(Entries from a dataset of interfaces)

<<<<

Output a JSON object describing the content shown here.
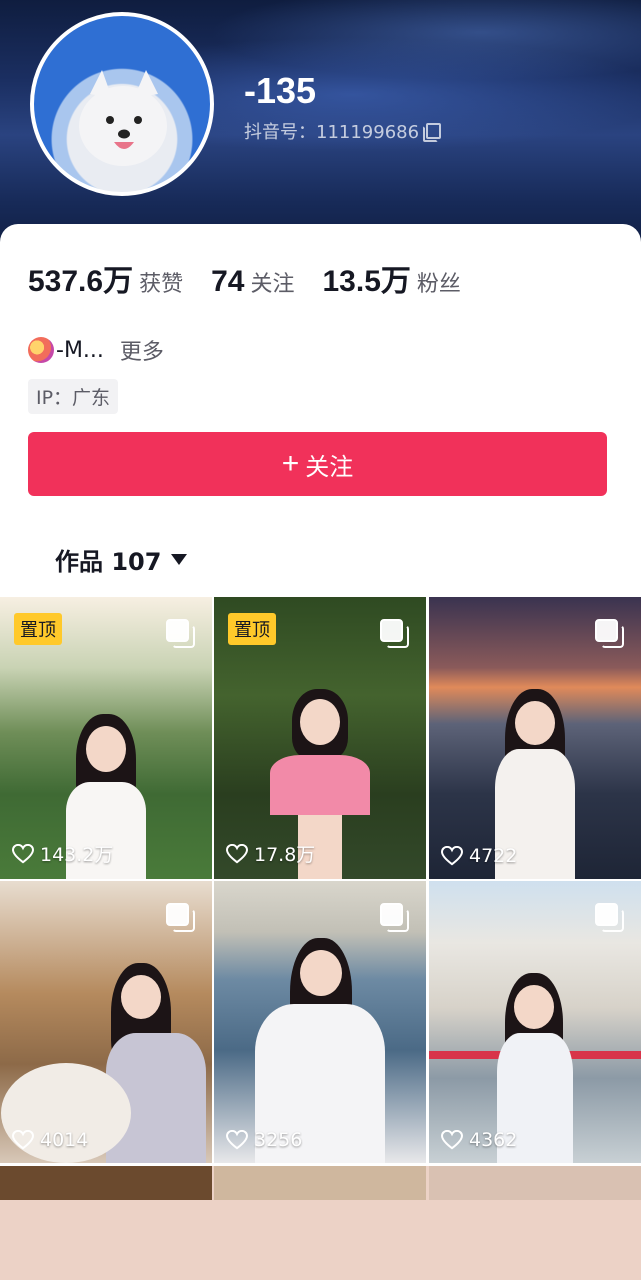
{
  "profile": {
    "name": "-135",
    "douyin_id": "抖音号：111199686",
    "stats": [
      {
        "value": "537.6万",
        "label": "获赞"
      },
      {
        "value": "74",
        "label": "关注"
      },
      {
        "value": "13.5万",
        "label": "粉丝"
      }
    ],
    "bio": "-M...",
    "bio_more": "更多",
    "ip": "IP：广东",
    "follow_label": "关注",
    "works_label": "作品 107"
  },
  "grid": [
    {
      "likes": "143.2万",
      "pinned": "置顶",
      "icon": "multi-image-icon"
    },
    {
      "likes": "17.8万",
      "pinned": "置顶",
      "icon": "multi-image-icon"
    },
    {
      "likes": "4722",
      "icon": "multi-image-icon"
    },
    {
      "likes": "4014",
      "icon": "multi-image-icon"
    },
    {
      "likes": "3256",
      "icon": "multi-image-icon"
    },
    {
      "likes": "4362",
      "icon": "multi-image-icon"
    }
  ],
  "colors": {
    "accent": "#f1315a",
    "pin": "#ffc92a"
  }
}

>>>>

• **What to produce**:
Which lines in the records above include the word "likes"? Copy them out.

• **Written answer**:
      "likes": "143.2万",
      "likes": "17.8万",
      "likes": "4722",
      "likes": "4014",
      "likes": "3256",
      "likes": "4362",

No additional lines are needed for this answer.